The term ‘craft’ has the power to evoke a far-reaching, diverse universe: a universe made of traditions, family stories, techniques handed down from generation to generation, intimate memories, beautiful objects and symbols of identity. Around the world, each territory has its own history, and specific crafts are an integral part of the history of different areas.

The history of Prato and of the district that developed around the city is woven into its textiles. The Florentine city started producing textiles in the 12th century and, after a period of political and economic decline during the 16th and 17th centuries, the production resumed in the late 18th century. Since then Prato has embarked on its route to modernity, merging centuries-old craft skills with industrial development and growth.

As part of the CRAFTED project,  we collaborated with Museo del tessuto di Prato and, thanks to the help of the Università degli Studi di Firenze, produced four videos to recover the stories related to the district’s traditional crafts and the people preserving them, amplifying their voice and presenting them to a wider audience.
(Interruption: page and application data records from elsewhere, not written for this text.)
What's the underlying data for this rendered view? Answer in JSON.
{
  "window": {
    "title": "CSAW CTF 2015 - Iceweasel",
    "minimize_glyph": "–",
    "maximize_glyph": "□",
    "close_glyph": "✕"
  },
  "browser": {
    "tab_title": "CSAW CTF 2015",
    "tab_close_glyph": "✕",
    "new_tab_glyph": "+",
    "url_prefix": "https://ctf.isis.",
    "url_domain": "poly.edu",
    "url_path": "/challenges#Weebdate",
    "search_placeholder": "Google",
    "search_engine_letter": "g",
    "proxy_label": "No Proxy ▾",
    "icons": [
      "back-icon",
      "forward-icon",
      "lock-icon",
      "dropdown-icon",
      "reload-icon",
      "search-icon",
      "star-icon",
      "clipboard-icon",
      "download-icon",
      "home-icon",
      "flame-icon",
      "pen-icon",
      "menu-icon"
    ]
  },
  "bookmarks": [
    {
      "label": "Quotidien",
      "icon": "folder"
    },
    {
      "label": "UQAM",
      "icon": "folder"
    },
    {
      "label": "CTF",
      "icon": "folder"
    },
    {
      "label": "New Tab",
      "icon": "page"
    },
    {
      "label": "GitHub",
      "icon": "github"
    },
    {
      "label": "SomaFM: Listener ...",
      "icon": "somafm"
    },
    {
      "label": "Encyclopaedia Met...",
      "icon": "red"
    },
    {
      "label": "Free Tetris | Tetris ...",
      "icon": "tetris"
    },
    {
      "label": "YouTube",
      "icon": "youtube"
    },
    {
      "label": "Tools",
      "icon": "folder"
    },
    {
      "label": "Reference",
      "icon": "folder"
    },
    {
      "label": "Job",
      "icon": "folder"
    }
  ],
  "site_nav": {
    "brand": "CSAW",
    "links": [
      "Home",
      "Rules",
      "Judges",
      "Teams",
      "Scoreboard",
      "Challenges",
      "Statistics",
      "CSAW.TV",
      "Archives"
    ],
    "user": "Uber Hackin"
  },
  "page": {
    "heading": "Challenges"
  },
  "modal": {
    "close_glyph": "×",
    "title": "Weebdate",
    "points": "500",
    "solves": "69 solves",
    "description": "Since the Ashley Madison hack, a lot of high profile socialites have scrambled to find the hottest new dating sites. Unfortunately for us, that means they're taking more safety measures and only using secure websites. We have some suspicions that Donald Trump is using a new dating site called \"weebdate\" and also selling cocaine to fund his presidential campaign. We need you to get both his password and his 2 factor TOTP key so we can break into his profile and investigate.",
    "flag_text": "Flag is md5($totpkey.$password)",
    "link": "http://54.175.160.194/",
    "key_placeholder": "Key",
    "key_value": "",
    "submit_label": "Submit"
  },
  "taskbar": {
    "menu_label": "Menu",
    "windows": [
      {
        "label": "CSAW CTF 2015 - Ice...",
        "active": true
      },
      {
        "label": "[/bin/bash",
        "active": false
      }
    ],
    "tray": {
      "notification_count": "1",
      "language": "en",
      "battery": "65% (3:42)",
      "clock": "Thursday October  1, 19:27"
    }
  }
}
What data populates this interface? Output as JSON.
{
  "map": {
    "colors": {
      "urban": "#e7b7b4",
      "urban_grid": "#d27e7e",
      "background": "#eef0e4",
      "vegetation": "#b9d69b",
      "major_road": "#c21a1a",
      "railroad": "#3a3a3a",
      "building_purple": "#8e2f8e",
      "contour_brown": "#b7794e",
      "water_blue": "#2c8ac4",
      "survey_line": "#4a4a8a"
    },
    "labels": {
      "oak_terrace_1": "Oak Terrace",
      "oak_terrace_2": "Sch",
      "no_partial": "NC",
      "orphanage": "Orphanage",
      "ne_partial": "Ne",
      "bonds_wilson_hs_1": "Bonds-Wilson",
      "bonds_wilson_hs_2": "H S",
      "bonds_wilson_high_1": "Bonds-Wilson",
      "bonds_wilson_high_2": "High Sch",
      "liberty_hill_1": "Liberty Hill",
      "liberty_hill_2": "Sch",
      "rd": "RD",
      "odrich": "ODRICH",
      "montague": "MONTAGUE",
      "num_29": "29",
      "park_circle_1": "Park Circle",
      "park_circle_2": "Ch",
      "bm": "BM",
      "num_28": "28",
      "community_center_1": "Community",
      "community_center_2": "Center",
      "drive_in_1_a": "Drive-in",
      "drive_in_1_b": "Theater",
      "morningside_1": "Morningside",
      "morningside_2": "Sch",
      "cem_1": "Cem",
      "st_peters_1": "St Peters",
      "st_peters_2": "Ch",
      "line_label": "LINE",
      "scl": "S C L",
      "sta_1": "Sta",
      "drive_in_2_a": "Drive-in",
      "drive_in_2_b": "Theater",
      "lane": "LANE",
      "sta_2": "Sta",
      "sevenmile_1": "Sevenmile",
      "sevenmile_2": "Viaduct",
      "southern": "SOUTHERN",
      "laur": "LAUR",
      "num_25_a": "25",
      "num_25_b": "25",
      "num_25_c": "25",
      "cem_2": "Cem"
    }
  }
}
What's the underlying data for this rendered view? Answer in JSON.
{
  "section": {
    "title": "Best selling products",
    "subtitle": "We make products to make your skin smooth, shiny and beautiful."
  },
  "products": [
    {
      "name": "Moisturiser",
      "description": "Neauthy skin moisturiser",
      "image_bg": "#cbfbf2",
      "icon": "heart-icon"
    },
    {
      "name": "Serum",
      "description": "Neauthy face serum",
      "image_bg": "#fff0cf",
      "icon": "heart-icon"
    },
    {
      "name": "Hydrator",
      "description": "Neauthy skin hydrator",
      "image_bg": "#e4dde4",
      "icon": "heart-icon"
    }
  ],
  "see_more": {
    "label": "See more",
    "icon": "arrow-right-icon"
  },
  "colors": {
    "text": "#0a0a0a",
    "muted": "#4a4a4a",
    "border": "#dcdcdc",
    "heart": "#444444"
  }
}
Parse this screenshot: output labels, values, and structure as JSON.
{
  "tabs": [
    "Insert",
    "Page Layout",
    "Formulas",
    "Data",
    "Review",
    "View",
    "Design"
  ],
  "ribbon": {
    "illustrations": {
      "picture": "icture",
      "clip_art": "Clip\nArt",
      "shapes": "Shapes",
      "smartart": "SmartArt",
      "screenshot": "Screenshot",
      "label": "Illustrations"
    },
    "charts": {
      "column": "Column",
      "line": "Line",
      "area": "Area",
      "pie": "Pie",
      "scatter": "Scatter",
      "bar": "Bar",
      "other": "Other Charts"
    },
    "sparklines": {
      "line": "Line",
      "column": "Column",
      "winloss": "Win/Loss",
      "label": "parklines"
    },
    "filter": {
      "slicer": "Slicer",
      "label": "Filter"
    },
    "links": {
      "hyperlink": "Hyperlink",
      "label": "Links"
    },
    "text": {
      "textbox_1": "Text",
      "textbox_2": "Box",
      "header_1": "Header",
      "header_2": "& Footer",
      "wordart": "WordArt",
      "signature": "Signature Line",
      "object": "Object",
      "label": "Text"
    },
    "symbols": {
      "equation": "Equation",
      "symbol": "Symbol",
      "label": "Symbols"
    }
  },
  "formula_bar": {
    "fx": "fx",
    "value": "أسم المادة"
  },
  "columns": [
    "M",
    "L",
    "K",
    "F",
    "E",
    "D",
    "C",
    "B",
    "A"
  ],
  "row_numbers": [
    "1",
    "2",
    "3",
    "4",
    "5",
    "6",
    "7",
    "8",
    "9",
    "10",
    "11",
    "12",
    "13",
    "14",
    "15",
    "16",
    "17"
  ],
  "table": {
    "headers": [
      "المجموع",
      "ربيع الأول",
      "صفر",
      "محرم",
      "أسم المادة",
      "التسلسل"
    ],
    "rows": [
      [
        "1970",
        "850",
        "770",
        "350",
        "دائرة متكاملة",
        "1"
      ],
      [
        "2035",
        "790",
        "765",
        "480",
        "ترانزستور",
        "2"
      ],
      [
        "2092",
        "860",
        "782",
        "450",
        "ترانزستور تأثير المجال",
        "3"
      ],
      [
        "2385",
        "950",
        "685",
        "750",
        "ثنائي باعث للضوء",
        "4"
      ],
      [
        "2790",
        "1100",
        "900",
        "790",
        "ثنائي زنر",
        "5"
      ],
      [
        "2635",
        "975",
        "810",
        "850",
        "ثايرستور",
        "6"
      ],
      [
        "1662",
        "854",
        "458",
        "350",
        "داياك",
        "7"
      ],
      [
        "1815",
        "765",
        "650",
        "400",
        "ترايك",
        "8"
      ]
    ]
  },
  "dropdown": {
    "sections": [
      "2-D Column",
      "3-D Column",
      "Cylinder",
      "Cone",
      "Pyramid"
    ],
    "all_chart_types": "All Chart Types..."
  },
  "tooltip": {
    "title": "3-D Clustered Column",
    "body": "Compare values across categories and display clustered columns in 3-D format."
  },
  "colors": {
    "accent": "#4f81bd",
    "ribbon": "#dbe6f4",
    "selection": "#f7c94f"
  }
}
The four episodes are part of the #craftingheritage vlog series and illustrate the rich heritage, creativity, commitment and passion for the craftsmanship of Prato and its people – testimonies to listen to, learn from, and treasure forever.

Honouring Tradition, Imagining the Future of Craft

The first video introduces Ivo Vignali, head of the Rifinizone Vignali, who recalls how contemporary practice is always inspired by the crafting techniques and methodologies developed over time, allowing manufacturers to craft objects of timeless charm. For Prato, velvet is a sort of royal banner. Since the Renaissance, its velvets have been the most admired textiles – a true element of pride for the region. The historical value of velvets for the district is evoked by Daniela degli Innocenti, conservator and curator of the Museo del Tessuto, whose extensive collection of velvets are able to unveil secrets and tales of European aristocracy.

Embroidering Memories

The second stop was at Franca Verteramo’s atelier. Trained as an amateur embroiderer by her mother and aunts since she was very young, Franca grew to become a professional embroiderer praised by fashion designers as Roberto Cavalli and Peter Dundas and artists as Mary J. Blidge and Shakira, for whom she embroidered the iconic outfits she wore for the Super Bowl.

Creative Threads

In the third episode Luigi Ricceri, from Lanificio Luigi Ricceri, talks about tradition and innovation in his textile factory, where study and knowledge combine with the poetics and possibilities offered by nature. How can machines help create a future for craft? Mr Ricceri answers by showing how to produce objects able to bridge past and present, demonstrating how craft can evolve: thanks to the hands and minds of those who know it and care for its future. Preserving artefacts that show how modernity has always been crafted through textiles made with machines is also one of the missions of the Museo del Tessuto di Prato, as explained by Laura Fiesoli, responsible for the contemporary collection of the museum.

Weaving the Future of Prato

In the last episode, Emanuele Lucchesi, of the Marco Lucchesi Srl “Vivere In Tessuto” factory, reflects on creativity and making. Making is thinking, and craft results from the collaboration of hands and minds. Both Lucchesi and Margherita Tufarelli, researcher in the Department of Architecture of the Università degli studi di Firenze, state clearly how the savoir-faire of the textile district can only survive if younger generations understand its value and vital role in the local community and society at large.

The videos were produced by EFHA as part of the Crafted project, a Generic Service project aimed at enriching and promoting traditional and contemporary crafts. Read more about this project on Europeana Pro, and find all editorial from Crafted on the Making Culture feature page